» **What the task asks**
Filter the entries down to the lines holding "Porto", then copy those lines.

[Opening Dataset extract section]

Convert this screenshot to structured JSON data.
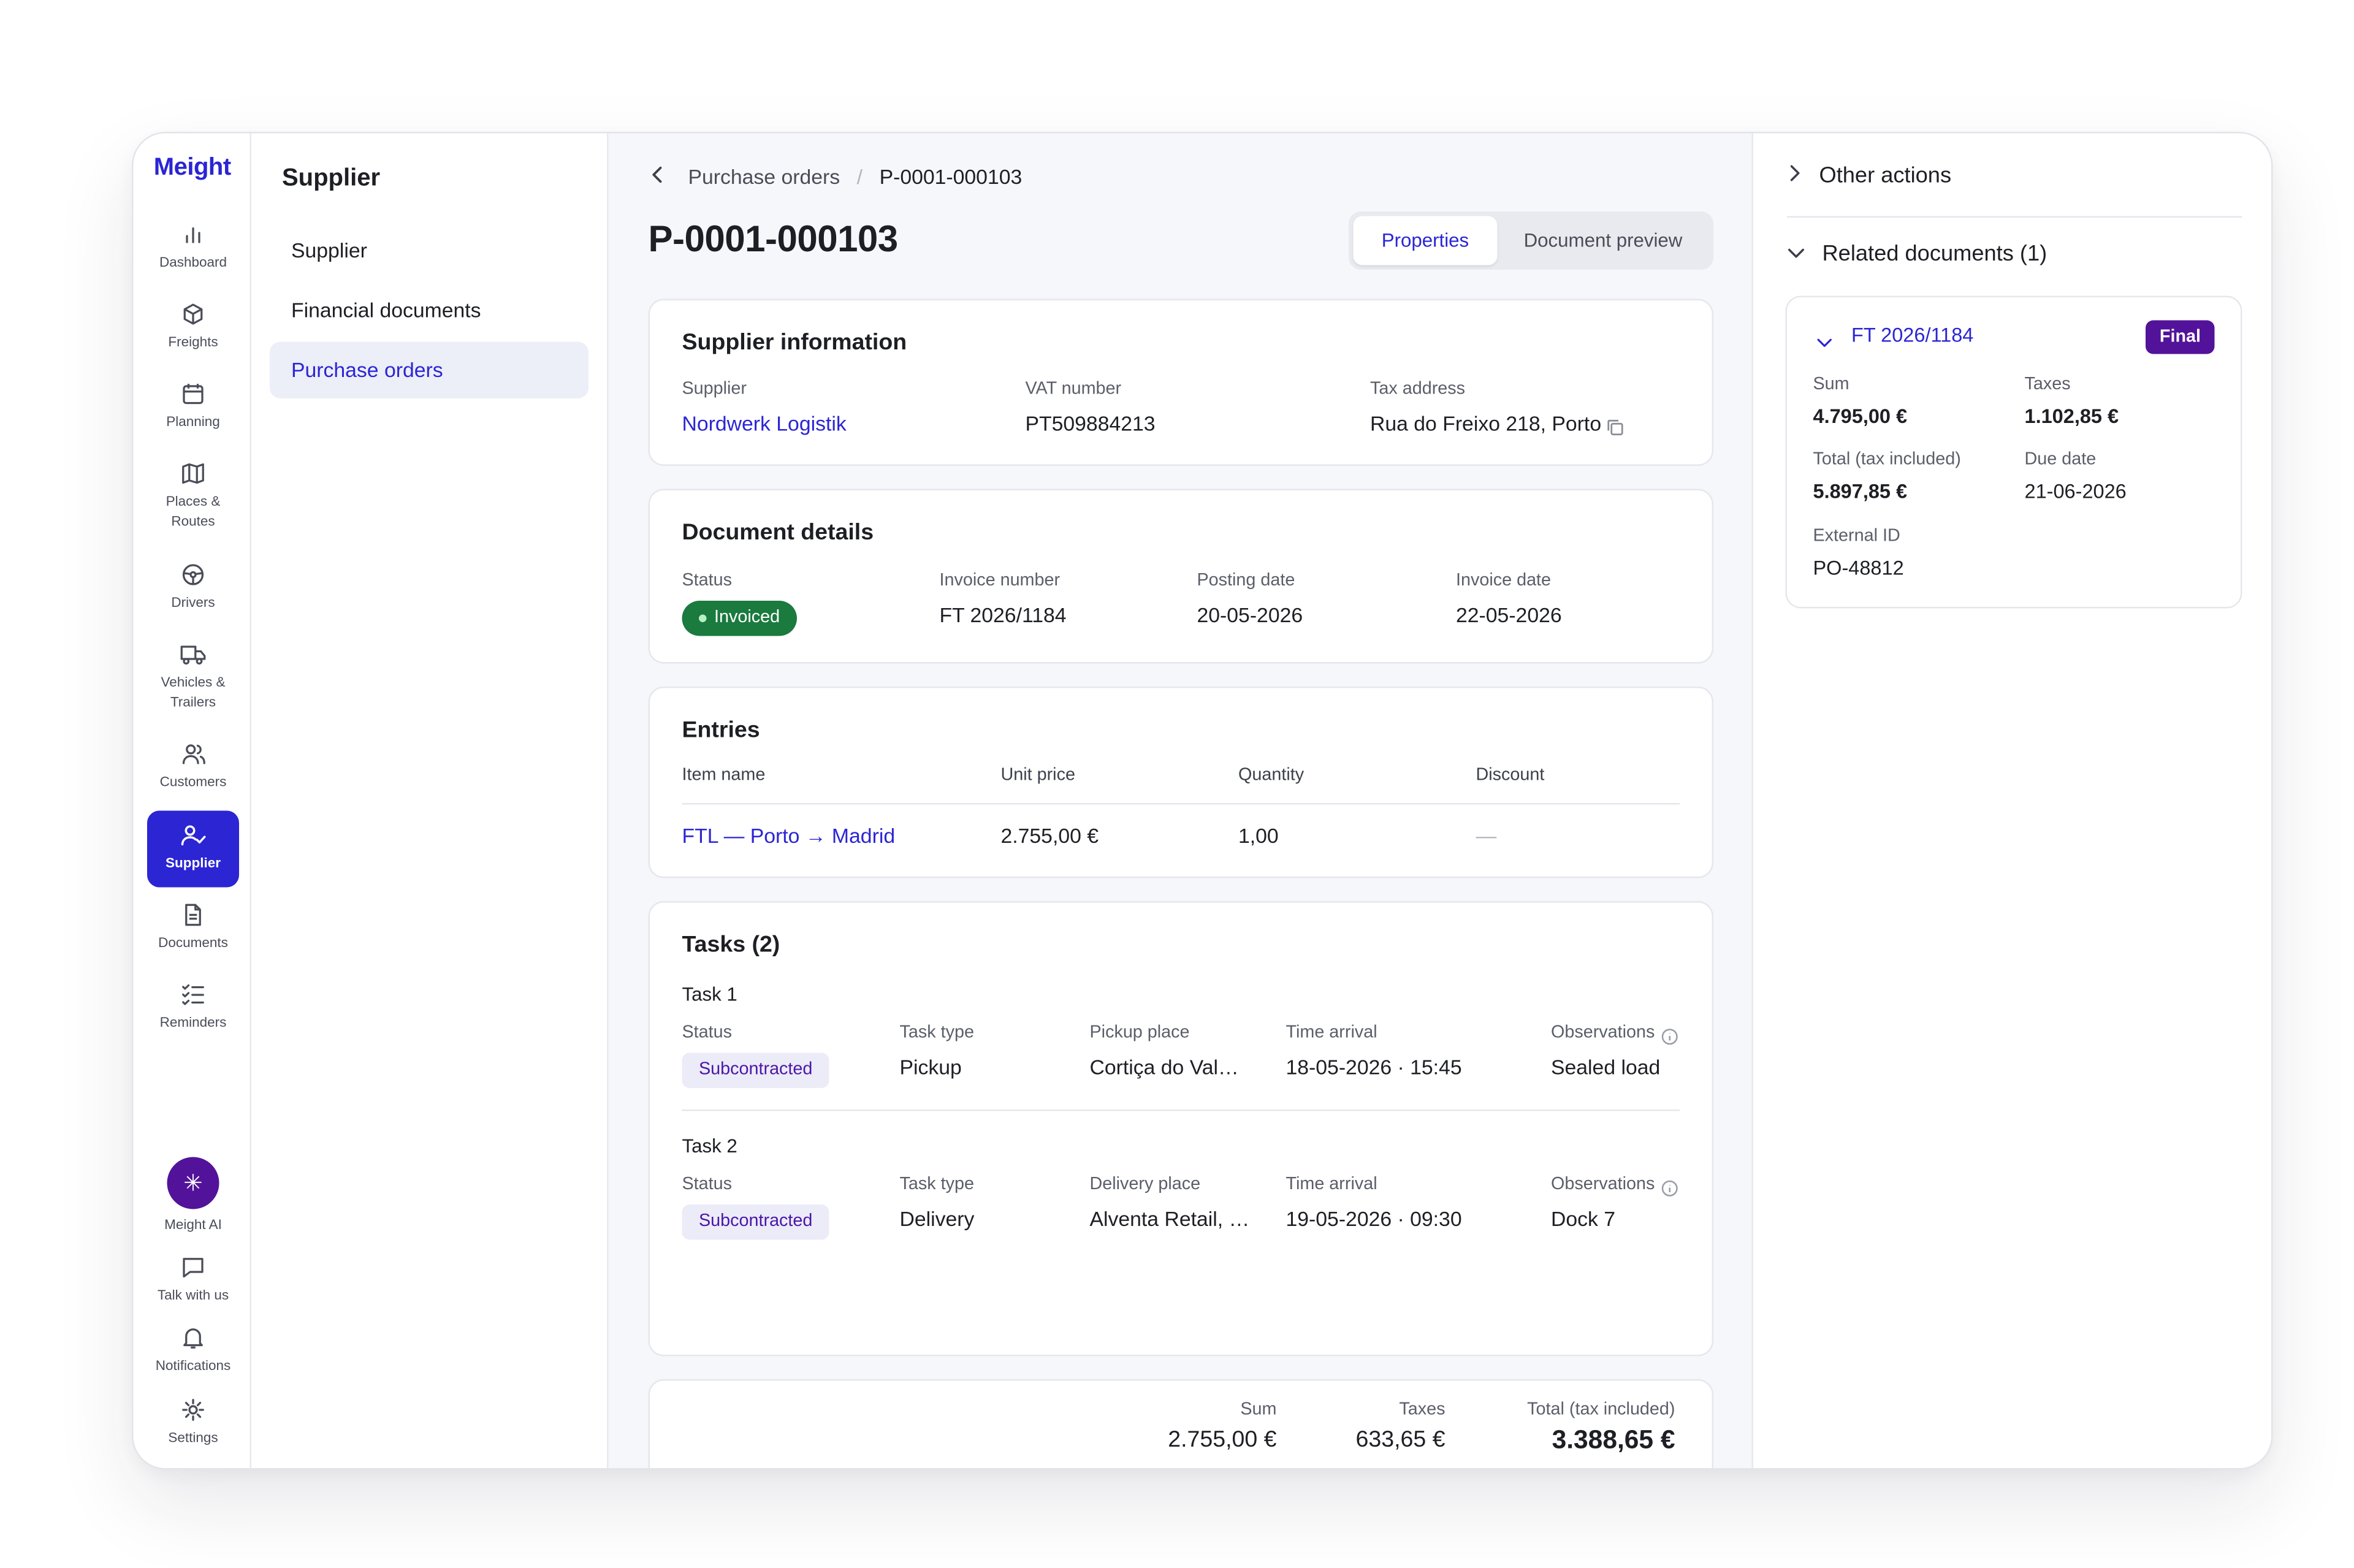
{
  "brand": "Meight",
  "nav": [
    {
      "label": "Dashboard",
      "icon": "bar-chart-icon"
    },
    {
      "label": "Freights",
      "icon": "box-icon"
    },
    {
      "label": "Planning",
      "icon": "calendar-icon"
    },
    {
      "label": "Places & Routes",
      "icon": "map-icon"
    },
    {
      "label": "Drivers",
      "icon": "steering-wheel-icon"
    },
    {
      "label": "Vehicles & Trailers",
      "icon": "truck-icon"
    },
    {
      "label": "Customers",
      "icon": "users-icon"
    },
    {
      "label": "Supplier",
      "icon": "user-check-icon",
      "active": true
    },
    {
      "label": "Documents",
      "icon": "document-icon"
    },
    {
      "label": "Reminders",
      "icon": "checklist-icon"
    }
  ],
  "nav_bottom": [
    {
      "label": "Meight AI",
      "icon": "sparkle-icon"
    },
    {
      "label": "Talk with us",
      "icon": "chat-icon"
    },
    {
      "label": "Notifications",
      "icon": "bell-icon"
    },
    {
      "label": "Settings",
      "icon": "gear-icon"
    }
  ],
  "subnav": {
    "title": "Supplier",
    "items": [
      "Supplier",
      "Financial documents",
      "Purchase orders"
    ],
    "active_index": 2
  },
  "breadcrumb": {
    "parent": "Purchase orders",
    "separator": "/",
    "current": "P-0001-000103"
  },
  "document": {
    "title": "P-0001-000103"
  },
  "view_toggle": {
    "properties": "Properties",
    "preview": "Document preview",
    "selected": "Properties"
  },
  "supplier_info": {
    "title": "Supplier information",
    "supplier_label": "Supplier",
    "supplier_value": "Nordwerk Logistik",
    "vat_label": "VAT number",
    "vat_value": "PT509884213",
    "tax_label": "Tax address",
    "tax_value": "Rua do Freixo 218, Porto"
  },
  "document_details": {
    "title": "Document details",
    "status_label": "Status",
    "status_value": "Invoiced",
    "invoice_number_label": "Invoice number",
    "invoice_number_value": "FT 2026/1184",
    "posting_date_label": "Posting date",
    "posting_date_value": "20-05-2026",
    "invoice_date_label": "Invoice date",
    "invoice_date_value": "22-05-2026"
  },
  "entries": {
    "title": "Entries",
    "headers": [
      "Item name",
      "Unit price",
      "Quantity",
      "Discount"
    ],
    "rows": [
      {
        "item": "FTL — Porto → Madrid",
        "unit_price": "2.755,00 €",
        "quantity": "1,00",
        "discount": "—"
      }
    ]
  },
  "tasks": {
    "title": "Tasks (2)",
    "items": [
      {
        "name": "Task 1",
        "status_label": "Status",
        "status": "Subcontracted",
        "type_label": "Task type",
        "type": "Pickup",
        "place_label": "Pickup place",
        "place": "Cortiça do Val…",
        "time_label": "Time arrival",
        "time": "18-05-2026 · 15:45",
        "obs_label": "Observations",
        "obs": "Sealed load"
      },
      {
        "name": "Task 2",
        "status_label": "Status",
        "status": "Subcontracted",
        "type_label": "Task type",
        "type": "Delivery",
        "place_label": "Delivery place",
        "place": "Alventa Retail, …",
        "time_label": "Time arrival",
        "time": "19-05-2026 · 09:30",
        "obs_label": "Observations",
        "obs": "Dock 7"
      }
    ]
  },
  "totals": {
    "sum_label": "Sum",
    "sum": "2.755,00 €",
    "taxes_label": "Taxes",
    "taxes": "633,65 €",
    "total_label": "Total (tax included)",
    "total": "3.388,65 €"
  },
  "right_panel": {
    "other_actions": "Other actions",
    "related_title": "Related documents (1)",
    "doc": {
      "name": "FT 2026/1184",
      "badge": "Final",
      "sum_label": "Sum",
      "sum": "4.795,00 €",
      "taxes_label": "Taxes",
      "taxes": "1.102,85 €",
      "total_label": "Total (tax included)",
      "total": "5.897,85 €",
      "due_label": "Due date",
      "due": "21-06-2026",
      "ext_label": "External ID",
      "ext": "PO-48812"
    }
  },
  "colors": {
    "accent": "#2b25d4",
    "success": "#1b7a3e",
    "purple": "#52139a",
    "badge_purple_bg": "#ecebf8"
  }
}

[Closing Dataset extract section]

» **Exercise response**
    "tax_value": "Rua do Freixo 218, Porto"
        "item": "FTL — Porto → Madrid",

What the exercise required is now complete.